───── DATA SUPPLIED ─────
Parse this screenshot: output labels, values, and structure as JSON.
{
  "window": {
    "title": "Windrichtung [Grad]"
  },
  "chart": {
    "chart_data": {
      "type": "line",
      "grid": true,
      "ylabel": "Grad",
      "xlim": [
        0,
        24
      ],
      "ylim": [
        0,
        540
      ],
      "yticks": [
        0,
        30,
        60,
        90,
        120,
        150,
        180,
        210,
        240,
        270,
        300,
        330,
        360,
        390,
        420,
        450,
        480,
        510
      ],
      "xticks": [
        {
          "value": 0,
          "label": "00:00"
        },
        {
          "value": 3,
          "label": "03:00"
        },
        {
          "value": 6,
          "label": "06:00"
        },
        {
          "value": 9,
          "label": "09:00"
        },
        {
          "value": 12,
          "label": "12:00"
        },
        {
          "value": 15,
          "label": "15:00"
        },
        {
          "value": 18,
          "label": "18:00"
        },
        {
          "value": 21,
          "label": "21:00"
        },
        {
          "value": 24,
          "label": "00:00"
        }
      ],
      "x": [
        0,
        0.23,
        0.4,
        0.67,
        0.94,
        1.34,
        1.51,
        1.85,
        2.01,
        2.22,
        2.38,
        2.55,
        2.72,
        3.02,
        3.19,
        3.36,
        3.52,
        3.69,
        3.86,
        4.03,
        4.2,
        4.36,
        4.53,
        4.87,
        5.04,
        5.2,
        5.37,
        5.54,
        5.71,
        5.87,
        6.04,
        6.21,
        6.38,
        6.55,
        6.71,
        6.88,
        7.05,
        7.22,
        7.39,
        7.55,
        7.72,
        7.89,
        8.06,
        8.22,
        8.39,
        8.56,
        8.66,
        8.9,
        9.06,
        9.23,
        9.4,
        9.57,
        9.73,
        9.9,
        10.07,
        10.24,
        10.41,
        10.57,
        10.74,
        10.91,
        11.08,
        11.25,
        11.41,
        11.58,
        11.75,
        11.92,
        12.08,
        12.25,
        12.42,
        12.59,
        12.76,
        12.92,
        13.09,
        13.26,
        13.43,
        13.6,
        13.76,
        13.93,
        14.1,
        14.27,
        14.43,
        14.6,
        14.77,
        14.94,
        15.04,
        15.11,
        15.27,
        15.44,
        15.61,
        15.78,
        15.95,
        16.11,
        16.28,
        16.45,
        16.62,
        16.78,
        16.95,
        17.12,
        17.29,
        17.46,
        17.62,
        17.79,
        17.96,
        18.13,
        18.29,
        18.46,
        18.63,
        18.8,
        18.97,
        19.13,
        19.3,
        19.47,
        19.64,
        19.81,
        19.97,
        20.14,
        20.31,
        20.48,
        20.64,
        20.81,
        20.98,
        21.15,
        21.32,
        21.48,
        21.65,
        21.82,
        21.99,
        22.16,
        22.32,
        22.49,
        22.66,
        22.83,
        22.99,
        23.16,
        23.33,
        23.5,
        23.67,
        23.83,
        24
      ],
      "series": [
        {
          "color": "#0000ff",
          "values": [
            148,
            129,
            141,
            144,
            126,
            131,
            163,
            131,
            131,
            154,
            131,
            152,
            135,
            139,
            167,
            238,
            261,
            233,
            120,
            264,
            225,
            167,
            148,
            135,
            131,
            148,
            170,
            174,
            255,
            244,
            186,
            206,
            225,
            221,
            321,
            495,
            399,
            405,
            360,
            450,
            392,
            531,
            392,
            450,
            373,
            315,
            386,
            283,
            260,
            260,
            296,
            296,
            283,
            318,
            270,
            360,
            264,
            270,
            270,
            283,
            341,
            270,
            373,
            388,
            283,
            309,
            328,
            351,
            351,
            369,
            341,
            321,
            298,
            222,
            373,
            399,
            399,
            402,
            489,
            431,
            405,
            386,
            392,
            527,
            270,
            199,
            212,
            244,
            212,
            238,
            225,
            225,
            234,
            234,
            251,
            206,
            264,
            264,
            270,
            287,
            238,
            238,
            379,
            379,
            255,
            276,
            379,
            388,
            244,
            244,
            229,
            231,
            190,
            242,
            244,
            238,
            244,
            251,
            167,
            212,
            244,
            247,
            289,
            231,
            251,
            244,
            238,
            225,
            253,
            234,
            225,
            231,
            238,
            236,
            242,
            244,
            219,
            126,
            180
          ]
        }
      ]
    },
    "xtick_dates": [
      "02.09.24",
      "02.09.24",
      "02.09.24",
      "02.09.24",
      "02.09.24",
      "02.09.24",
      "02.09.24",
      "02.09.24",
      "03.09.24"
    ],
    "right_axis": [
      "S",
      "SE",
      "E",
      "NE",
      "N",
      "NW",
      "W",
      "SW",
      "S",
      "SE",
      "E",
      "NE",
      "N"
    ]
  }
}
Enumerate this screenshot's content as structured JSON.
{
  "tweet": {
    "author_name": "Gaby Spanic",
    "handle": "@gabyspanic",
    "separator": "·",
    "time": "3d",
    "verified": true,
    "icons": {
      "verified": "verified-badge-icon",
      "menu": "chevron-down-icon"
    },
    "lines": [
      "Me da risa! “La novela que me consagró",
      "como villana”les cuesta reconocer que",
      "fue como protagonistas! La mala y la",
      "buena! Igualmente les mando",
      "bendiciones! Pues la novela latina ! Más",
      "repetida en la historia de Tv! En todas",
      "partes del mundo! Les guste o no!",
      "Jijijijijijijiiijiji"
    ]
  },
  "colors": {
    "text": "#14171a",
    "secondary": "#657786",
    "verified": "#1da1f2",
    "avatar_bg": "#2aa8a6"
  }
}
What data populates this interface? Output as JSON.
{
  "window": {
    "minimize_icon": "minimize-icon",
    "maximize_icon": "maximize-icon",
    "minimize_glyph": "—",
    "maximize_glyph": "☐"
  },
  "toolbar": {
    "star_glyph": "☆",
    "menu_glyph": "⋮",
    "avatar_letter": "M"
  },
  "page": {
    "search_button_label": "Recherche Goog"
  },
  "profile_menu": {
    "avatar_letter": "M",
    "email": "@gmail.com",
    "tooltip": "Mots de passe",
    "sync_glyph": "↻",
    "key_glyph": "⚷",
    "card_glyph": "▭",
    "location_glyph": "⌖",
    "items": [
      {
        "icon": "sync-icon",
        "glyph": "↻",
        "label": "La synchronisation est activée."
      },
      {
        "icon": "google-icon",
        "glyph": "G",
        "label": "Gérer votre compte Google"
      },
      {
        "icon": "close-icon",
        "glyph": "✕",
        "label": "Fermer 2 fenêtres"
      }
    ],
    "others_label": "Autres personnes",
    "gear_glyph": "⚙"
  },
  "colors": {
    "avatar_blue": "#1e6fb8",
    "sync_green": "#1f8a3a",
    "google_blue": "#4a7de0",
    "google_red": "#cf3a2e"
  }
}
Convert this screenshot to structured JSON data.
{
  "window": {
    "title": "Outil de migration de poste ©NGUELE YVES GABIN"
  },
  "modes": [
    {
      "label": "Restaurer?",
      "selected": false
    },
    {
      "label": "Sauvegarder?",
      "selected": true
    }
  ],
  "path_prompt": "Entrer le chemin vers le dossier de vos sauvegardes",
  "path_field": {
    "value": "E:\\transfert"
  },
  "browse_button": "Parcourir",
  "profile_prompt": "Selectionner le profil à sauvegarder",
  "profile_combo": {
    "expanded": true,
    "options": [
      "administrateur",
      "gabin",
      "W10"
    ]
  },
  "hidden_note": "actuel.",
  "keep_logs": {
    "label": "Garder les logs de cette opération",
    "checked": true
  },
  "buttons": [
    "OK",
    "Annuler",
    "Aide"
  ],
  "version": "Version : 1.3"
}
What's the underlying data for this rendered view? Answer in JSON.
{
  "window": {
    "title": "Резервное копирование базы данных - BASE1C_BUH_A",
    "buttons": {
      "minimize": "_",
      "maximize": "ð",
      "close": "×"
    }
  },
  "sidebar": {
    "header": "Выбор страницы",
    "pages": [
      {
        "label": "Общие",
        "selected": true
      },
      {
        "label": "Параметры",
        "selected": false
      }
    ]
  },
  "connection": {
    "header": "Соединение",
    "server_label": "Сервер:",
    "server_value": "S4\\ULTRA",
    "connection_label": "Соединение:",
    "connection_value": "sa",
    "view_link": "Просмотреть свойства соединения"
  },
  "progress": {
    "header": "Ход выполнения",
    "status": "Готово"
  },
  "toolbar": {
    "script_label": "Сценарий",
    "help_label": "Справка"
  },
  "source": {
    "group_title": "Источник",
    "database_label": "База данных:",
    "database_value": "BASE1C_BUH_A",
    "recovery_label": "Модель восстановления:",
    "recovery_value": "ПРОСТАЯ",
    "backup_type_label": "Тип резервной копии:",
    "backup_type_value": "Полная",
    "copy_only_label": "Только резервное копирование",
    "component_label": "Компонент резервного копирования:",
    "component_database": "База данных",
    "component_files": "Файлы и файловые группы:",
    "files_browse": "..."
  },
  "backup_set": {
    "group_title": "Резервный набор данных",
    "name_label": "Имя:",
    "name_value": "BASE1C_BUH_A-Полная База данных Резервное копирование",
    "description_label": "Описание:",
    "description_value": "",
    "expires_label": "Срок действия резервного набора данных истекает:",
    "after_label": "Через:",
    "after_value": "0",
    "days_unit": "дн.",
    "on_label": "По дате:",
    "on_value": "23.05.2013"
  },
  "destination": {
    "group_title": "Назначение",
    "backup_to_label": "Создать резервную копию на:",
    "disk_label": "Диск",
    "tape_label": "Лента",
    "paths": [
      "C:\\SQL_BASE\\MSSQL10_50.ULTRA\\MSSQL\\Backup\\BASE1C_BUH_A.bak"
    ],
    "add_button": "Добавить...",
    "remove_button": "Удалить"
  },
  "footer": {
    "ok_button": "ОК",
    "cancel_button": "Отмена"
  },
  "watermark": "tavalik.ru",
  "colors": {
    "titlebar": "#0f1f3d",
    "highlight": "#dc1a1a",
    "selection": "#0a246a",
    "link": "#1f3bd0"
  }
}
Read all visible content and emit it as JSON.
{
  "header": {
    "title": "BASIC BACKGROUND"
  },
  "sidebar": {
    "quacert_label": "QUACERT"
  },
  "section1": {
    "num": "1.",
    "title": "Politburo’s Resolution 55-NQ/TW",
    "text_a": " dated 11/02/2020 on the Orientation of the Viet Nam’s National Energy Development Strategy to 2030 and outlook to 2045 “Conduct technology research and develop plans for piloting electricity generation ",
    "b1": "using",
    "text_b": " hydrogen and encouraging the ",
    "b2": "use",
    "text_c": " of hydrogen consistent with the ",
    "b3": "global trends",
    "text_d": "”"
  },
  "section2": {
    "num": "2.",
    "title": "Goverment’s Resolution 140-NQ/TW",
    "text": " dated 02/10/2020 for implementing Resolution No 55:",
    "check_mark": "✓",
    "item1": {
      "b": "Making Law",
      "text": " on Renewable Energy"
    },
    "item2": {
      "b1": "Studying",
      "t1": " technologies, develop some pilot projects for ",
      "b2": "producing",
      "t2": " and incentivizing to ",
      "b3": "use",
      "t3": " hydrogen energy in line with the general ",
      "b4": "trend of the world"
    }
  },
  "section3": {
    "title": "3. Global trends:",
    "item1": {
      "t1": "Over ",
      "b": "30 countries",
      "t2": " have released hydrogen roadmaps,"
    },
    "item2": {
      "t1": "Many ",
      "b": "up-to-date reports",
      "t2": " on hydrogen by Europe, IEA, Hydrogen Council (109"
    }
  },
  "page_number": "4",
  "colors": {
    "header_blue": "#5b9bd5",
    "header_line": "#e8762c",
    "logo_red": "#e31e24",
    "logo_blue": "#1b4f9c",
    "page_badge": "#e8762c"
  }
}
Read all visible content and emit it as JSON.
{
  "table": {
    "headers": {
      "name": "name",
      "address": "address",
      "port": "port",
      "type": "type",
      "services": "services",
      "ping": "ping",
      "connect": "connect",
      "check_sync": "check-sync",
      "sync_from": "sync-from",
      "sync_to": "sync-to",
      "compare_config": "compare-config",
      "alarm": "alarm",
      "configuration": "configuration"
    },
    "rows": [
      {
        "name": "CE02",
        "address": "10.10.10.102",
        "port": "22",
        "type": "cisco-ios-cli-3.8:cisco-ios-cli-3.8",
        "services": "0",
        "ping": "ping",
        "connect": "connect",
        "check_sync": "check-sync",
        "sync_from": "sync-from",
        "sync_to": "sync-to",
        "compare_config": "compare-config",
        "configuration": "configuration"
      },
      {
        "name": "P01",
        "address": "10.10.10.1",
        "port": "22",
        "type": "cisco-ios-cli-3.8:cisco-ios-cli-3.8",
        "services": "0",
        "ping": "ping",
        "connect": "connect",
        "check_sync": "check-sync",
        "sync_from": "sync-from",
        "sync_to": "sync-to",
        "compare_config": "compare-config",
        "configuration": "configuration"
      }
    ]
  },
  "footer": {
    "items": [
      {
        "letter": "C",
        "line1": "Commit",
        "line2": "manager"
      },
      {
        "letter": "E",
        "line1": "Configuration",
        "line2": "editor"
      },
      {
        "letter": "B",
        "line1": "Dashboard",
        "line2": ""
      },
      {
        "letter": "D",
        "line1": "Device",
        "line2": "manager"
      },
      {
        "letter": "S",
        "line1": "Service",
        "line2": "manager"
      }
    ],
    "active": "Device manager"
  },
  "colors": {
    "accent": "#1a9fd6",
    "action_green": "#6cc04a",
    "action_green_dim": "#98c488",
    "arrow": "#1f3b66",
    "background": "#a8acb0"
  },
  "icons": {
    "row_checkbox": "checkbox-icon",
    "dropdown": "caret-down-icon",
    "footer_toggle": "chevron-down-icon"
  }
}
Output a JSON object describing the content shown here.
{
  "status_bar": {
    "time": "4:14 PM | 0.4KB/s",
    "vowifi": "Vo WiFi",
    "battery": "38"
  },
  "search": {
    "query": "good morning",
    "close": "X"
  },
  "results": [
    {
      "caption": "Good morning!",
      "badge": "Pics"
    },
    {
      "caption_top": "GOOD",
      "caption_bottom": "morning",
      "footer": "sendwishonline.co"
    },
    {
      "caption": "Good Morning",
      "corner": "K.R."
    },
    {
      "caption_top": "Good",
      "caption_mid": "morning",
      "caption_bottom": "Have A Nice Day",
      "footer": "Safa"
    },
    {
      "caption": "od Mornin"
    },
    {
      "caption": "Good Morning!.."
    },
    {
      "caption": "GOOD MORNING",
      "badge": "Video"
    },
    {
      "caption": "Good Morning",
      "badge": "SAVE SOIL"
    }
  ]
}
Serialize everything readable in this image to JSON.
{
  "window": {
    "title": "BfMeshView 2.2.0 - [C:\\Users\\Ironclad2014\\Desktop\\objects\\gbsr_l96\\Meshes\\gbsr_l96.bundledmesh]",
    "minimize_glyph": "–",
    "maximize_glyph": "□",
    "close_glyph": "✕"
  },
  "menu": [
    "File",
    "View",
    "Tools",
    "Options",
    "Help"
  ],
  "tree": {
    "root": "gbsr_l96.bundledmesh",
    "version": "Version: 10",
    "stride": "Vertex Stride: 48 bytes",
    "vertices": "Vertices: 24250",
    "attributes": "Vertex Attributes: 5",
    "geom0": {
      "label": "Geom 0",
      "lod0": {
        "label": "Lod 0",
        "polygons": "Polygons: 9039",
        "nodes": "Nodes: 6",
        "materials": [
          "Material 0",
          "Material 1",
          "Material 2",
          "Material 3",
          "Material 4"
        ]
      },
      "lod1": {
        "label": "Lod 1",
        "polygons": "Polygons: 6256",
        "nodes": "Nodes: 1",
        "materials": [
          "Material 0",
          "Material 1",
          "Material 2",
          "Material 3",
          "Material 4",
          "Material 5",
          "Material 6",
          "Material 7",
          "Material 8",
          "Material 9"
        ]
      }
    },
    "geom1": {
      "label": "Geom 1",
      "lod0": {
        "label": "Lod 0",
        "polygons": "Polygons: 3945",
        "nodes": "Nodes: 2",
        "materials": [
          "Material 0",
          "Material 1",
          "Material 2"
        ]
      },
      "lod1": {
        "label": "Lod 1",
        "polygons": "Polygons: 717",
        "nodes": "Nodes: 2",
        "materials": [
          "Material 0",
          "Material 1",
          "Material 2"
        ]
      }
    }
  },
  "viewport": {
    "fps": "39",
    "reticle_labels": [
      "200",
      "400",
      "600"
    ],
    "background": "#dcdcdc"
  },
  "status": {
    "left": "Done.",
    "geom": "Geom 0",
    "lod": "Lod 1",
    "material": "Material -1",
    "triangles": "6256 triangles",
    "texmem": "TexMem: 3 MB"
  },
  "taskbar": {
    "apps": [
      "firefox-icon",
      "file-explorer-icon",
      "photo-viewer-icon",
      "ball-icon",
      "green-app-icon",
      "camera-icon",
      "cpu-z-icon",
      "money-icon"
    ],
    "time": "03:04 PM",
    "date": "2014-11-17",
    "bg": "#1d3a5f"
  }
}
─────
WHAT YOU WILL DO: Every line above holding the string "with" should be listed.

SOLUTION FOR THIS TASK:
    "text_c": " of hydrogen consistent with the ",
      "t3": " hydrogen energy in line with the general ",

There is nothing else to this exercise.